Even the defenders of the refugees are marginalized. At the 1994 Oxford Conference on Palestinians in Lebanon, Palestinian presenters on camp conditions were crammed into a single panel with less time to speak than international and Lebanese speakers. However, despite past and continued marginalization of refugee voices under the weight of the scholarly work about them, self-representation is finally emerging in film, plays, poetry and essays. Refugee voices are emerging and expressing their viewpoints unhindered, like that of the study of refugee attitudes to the peace process released by the Campaign for Refugee Rights to Return.

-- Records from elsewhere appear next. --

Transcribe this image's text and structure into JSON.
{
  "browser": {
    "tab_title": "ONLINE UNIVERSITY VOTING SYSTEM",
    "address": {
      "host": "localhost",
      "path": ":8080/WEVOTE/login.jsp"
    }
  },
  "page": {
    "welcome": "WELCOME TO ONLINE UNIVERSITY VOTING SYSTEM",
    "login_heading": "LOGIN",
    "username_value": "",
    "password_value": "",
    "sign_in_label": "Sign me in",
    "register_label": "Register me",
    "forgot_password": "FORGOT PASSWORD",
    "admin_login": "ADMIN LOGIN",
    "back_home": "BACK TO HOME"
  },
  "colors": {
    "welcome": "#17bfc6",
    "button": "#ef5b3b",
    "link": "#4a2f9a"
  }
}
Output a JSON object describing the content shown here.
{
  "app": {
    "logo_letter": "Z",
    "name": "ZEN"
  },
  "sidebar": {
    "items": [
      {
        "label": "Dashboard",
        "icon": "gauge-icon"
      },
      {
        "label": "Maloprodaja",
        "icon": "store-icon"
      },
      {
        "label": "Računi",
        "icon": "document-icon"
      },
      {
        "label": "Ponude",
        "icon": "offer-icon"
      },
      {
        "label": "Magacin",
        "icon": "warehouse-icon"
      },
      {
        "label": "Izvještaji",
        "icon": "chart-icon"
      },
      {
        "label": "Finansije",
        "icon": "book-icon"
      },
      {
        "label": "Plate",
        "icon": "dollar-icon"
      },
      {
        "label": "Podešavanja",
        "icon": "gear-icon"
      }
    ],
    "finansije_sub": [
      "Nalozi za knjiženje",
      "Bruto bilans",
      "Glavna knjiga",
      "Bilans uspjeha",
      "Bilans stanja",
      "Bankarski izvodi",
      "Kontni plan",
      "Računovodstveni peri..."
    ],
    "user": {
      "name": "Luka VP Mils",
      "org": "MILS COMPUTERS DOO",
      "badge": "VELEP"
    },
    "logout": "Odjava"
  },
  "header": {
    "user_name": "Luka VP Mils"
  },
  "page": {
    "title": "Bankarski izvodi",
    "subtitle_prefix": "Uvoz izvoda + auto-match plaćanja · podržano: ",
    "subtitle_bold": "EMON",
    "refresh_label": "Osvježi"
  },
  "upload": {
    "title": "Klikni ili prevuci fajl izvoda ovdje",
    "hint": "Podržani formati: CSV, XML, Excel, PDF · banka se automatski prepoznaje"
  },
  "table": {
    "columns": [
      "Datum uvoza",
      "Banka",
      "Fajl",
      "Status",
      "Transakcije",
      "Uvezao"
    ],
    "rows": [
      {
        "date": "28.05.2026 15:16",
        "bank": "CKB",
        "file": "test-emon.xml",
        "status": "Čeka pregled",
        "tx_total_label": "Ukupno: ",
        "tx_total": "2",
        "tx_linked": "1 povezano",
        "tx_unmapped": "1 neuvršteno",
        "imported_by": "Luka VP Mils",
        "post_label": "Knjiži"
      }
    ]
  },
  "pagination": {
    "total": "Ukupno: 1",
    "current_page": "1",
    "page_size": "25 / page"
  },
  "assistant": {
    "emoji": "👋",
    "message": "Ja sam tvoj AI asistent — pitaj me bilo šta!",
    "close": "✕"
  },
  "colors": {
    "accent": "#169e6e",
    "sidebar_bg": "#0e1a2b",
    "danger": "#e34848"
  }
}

Hopefully, it won’t take another fifty years to see the emergence of a determined Palestinian identity free of politically nationalist trappings, even in the face of increasing repression from host countries as well as further Israeli aggression. Already the victims of ethnic cleansing, refugees will likely be targets for further land dispossession and expulsion. Their only defense that won’t lead down the dead end road of nationalism is a revolutionary movement on par with the early resistance movement of the camps, firmly grounded in anti-authoritarian principles. The potential lies in their identification with their villages of origin as opposed to a modern nation state.

But that could easily change, given the history of other movements, such as Zionism, which faced similar conditions and wound up operating on authoritarian models mirroring their oppressors. If so, the Palestinians will continue to suffer the degradations of the state and capital, a common thread to which all nations are bound. Whatever the future, the fact remains that the refugee existence is the product of racism and colonialism, and further evidence of the failure of nationalism and the nation state.